If, in truth, others were equally as influential as Gerrard in performing the ‘miracle of Istanbul’ there are so many examples of his talismanic quality, the times when he single-handedly carried the Liverpool standard, that he is an automatic selection for any ultimate Reds XI.
Billy Liddell P534 G228
Recommended to the club as a 17-year-old by Liverpool captain Matt Busby, the Dunfermline-born Billy Liddell was a pacy, direct, two-thunder-footed prolific goalscorer who was such a beacon during the club’s decline in the Fifties that he earned the affectionate name ‘King Billy’ and the team became ‘Liddellpool’.
After six years of wartime football and service in the RAF, he helped Liverpool to their fifth league title in 1946-47 and subsequently covered all forward positions for the next 13 years. Unusually for a man who learnt his trade out wide, he was a beast in the air, Bill Shankly remembering his headers as “blasts from a gun”, and despite loyalty to the club consigning him to a long spell in the Second Division, was selected for Great Britain XI twice eight years apart to take on the Rest of Europe.
Kenny Dalglish P515 G172
Let us leave it to his supposed arch enemy Sir Alex Ferguson to sum up the attributes that made ‘King’ Kenny Dalglish the best player in Liverpool’s history: 'Kenny had unbelievable vision and strength as a player. He was really aware of people around him. He had great balance and was a good finisher, courageous too. People often forget that the one quality great players need is courage.
Kenny is as brave as a lion. He would take a kick from anyone and come back for more. Kenny is a man I shall always respect.'" And as for that radiant smile after scoring? Liverpool supporters would walk a million miles for a glimpse of just one ...
Ian Rush P660 G346
A scoring machine, pure and simple, with 346 goals to show from 636 appearances spanning two spells and 15 years. The instinct never left him, still scoring some belters and yet more scruffy ones towards the end of his career but at his peak, he was as sharp as they come, lethally quick, reactive and efficient.
He menaced defenders with his electric pace and as his reputation grew seemed to induce the mistakes on which he would thrive, hawk-eyed for every opportunity. He could smash the ball home with a fine shot, rise to head vigorously or bundle it in off his backside – he didn’t seem to differentiate, the goal rather than its quality concerning him most. The British game’s most effective striker since Jimmy Greaves, he had exceptional touch and would be the first to admit he thrived in a great side and from the service provided by Kenny Dalglish , Graeme Souness et al.

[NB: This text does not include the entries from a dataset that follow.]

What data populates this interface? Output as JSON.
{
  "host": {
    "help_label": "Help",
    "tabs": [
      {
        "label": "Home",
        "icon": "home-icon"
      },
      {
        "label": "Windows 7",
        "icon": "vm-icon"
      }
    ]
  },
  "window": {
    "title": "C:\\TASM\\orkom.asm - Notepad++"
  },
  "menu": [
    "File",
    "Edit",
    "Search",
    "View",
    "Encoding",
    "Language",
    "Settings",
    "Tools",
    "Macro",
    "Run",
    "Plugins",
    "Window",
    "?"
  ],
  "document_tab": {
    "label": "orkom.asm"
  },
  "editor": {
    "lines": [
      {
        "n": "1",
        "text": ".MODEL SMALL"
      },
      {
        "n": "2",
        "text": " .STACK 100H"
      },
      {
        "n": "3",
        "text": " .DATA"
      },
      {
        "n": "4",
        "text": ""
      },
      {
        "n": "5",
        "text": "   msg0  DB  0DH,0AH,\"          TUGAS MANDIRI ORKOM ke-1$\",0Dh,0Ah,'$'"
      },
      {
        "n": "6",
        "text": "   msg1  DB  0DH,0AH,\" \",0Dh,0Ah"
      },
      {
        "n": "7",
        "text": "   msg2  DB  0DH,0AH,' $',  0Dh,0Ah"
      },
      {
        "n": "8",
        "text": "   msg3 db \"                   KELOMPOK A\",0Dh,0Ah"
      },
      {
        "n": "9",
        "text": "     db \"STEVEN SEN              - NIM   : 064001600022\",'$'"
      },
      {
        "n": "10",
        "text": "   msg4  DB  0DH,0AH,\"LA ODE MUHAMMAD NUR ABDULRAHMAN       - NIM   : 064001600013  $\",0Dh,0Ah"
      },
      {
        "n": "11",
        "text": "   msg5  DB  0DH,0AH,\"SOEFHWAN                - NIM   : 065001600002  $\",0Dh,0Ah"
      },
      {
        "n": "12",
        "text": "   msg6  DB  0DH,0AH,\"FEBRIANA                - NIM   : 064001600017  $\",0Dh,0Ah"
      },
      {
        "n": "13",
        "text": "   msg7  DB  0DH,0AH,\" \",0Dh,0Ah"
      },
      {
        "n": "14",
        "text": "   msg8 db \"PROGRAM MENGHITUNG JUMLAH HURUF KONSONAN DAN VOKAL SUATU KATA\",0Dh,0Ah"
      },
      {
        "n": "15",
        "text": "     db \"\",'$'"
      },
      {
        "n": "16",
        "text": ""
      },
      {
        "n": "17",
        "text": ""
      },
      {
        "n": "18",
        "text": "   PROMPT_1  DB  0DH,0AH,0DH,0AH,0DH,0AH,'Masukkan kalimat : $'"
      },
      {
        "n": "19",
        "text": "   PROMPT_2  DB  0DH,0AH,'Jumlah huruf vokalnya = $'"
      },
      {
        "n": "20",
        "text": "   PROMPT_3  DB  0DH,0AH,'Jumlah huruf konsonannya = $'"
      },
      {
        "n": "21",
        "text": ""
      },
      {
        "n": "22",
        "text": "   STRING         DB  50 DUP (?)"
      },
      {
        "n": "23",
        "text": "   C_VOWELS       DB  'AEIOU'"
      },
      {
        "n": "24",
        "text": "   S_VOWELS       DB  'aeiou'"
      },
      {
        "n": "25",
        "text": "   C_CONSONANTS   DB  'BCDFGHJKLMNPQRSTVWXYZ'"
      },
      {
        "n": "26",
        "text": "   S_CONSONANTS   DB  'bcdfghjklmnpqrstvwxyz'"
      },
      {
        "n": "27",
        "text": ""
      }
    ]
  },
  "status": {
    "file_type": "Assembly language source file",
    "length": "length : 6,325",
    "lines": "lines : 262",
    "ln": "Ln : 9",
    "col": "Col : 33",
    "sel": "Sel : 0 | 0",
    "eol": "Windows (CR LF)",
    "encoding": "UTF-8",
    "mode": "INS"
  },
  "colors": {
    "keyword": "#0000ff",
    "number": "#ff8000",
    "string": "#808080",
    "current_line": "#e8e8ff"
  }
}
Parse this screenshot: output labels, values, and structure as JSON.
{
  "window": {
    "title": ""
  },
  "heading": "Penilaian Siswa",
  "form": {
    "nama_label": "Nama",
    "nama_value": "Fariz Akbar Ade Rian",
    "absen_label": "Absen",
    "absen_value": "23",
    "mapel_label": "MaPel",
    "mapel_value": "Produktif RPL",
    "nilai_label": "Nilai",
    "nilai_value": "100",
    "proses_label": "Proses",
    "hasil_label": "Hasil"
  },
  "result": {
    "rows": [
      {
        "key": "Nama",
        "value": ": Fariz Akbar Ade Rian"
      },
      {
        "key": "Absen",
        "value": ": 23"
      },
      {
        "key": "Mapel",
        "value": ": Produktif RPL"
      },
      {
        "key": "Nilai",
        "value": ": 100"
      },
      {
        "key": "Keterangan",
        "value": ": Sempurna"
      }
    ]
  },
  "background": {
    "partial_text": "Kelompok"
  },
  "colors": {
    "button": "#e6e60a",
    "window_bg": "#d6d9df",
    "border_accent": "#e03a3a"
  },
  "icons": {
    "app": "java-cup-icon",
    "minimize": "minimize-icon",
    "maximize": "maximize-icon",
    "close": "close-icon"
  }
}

Kevin Keegan P323 G100
For too long Kevin Keegan’s brilliance as a footballer has been overshadowed by snide comments about his curly perm and the banal singing career or perceptions of him in management have taken precedence over memories of the sheer excitement of watching him play. Keegan was a human dynamo, a rampaging forward who could leap, head, shoot and pass with distinction.
There was courage, too, to match his energy and skill. Keegan was the most important English footballer of his generation and the best. And for those who feel he betrayed the club by leaving for Hanburg in 1977 where he won two Ballons d’Or, remember how he felt about the club he had left: 'The only thing I fear is missing an open goal in front of the Kop. I would die if that were to happen. When they start singing 'You'll Never Walk Alone' my eyes start to water. There have been times when I've actually been crying while I've been playing.'